The Healing Foundation workshop is over. (You can read about day 1 here.) We probably didn’t get as much done on evaluation as was originally planned, but many stories about, and visions for, healing were shared. There were many inspiring stories and people and I think we left with a sense of vision and hope.
It is always very moving to hear about the pain of the stolen generations, the loss of language and the loss of culture. (The stories probably took almost five hours in the end.) The stories clearly showed the importance of healing and they way various groups are approaching it.
The workshop helped clarify the intended outcomes of the Healing Foundation and when the outcomes are finalised I will post them. They centre around physical, social, emotional and spiritual wellbeing; and the importance of culture to healing.

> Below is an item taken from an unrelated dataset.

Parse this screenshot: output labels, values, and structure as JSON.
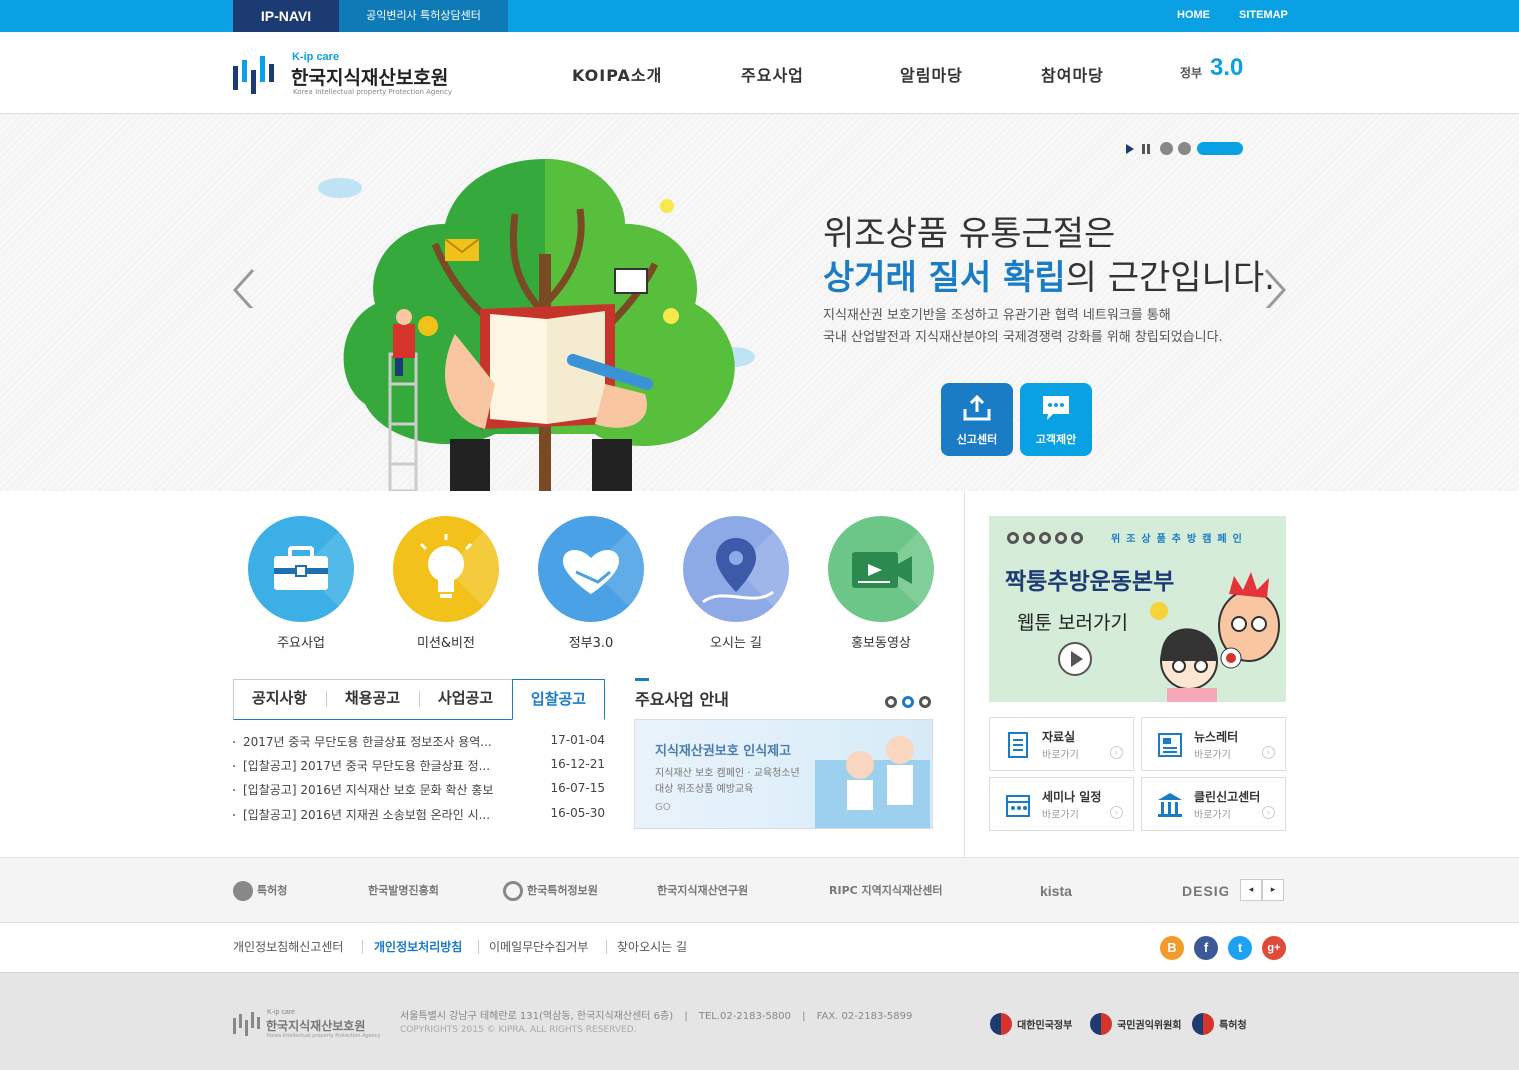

Tuesday evening we finished with an informal performance by Roger Knox (who is one of the grant recipients) and the three days finished with a smoking ceremony. Kat Hope agreed to let me interview her about community engagement in the context of her work in Alice Springs, which I will post soon.
I’d like to finish this post with a quote from Aunty Milly Sandy, an inspirational Rembarunga Elder living and working in Wugularr (Beswick). It captured for me the strong sense of connection, the lack of bitterness and the strong relationship with land.

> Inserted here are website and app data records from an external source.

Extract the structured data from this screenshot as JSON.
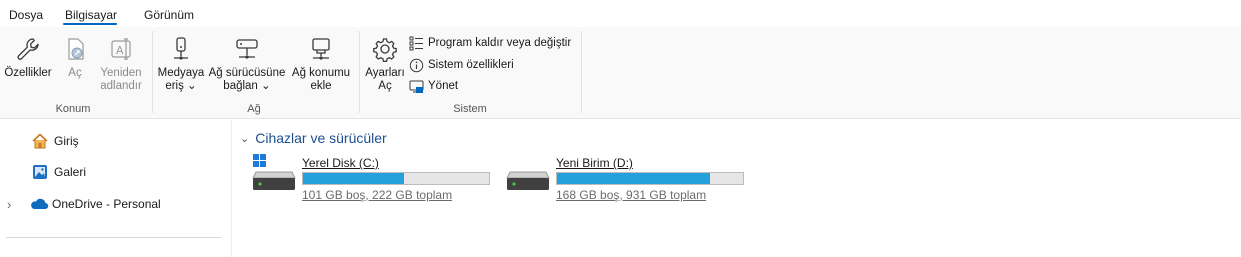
{
  "menu": {
    "tabs": [
      "Dosya",
      "Bilgisayar",
      "Görünüm"
    ],
    "active": "Bilgisayar"
  },
  "ribbon": {
    "konum": {
      "label": "Konum",
      "buttons": [
        {
          "label_1": "Özellikler",
          "label_2": "",
          "icon": "wrench-icon",
          "enabled": true
        },
        {
          "label_1": "Aç",
          "label_2": "",
          "icon": "open-icon",
          "enabled": false
        },
        {
          "label_1": "Yeniden",
          "label_2": "adlandır",
          "icon": "rename-icon",
          "enabled": false
        }
      ]
    },
    "ag": {
      "label": "Ağ",
      "buttons": [
        {
          "label_1": "Medyaya",
          "label_2": "eriş",
          "icon": "media-access-icon",
          "dropdown": true
        },
        {
          "label_1": "Ağ sürücüsüne",
          "label_2": "bağlan",
          "icon": "map-network-drive-icon",
          "dropdown": true
        },
        {
          "label_1": "Ağ konumu",
          "label_2": "ekle",
          "icon": "add-network-location-icon",
          "dropdown": false
        }
      ]
    },
    "sistem": {
      "label": "Sistem",
      "settings": {
        "label_1": "Ayarları",
        "label_2": "Aç",
        "icon": "gear-icon"
      },
      "items": [
        {
          "label": "Program kaldır veya değiştir",
          "icon": "program-list-icon"
        },
        {
          "label": "Sistem özellikleri",
          "icon": "info-icon"
        },
        {
          "label": "Yönet",
          "icon": "manage-icon"
        }
      ]
    }
  },
  "nav": {
    "items": [
      {
        "label": "Giriş",
        "icon": "home-icon"
      },
      {
        "label": "Galeri",
        "icon": "gallery-icon"
      },
      {
        "label": "OneDrive - Personal",
        "icon": "onedrive-cloud-icon",
        "expandable": true
      }
    ]
  },
  "content": {
    "section_title": "Cihazlar ve sürücüler",
    "drives": [
      {
        "name": "Yerel Disk (C:)",
        "info": "101 GB boş, 222 GB toplam",
        "used_fraction": 0.545,
        "windows_badge": true
      },
      {
        "name": "Yeni Birim (D:)",
        "info": "168 GB boş, 931 GB toplam",
        "used_fraction": 0.82,
        "windows_badge": false
      }
    ]
  },
  "colors": {
    "accent": "#0067c0",
    "drive_bar_fill": "#26a0da",
    "section_title": "#1d4f91",
    "onedrive": "#0f6cbd",
    "home": "#e8a33d"
  }
}
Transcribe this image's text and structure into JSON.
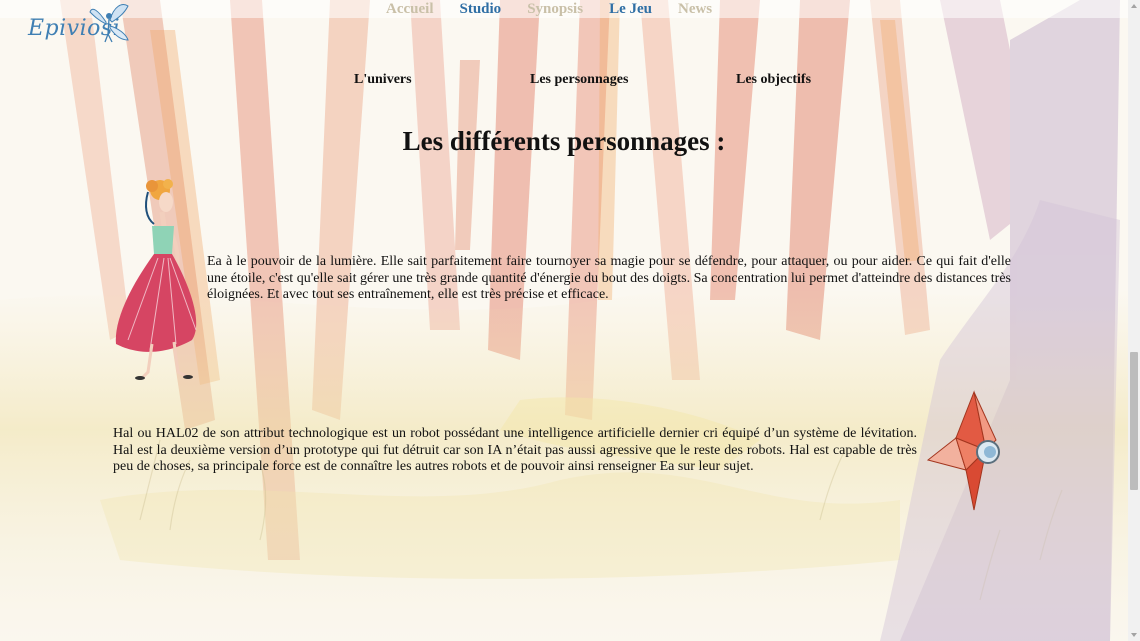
{
  "logo": {
    "text": "Epiviosi"
  },
  "nav": {
    "items": [
      {
        "label": "Accueil",
        "state": "muted"
      },
      {
        "label": "Studio",
        "state": "active"
      },
      {
        "label": "Synopsis",
        "state": "muted"
      },
      {
        "label": "Le Jeu",
        "state": "active"
      },
      {
        "label": "News",
        "state": "muted"
      }
    ]
  },
  "subnav": {
    "items": [
      {
        "label": "L'univers"
      },
      {
        "label": "Les personnages"
      },
      {
        "label": "Les objectifs"
      }
    ]
  },
  "page": {
    "title": "Les différents personnages :"
  },
  "characters": [
    {
      "illustration": "ea-character-illustration",
      "text": "Ea à le pouvoir de la lumière. Elle sait parfaitement faire tournoyer sa magie pour se défendre, pour attaquer, ou pour aider. Ce qui fait d'elle une étoile, c'est qu'elle sait gérer une très grande quantité d'énergie du bout des doigts. Sa concentration lui permet d'atteindre des distances très éloignées. Et avec tout ses entraînement, elle est très précise et efficace."
    },
    {
      "illustration": "hal-robot-illustration",
      "text": "Hal ou HAL02 de son attribut technologique est un robot possédant une intelligence artificielle dernier cri équipé d’un système de lévitation. Hal est la deuxième version d’un prototype qui fut détruit car son IA n’était pas aussi agressive que le reste des robots. Hal est capable de très peu de choses, sa principale force est de connaître les autres robots et de pouvoir ainsi renseigner Ea sur leur sujet."
    }
  ],
  "colors": {
    "nav_active": "#2f6fa5",
    "nav_muted": "#c9c0a8",
    "logo": "#3f7fb3"
  }
}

You are all my sisters and brothers. We walk in the land together but it is the tribal groups who hold the land.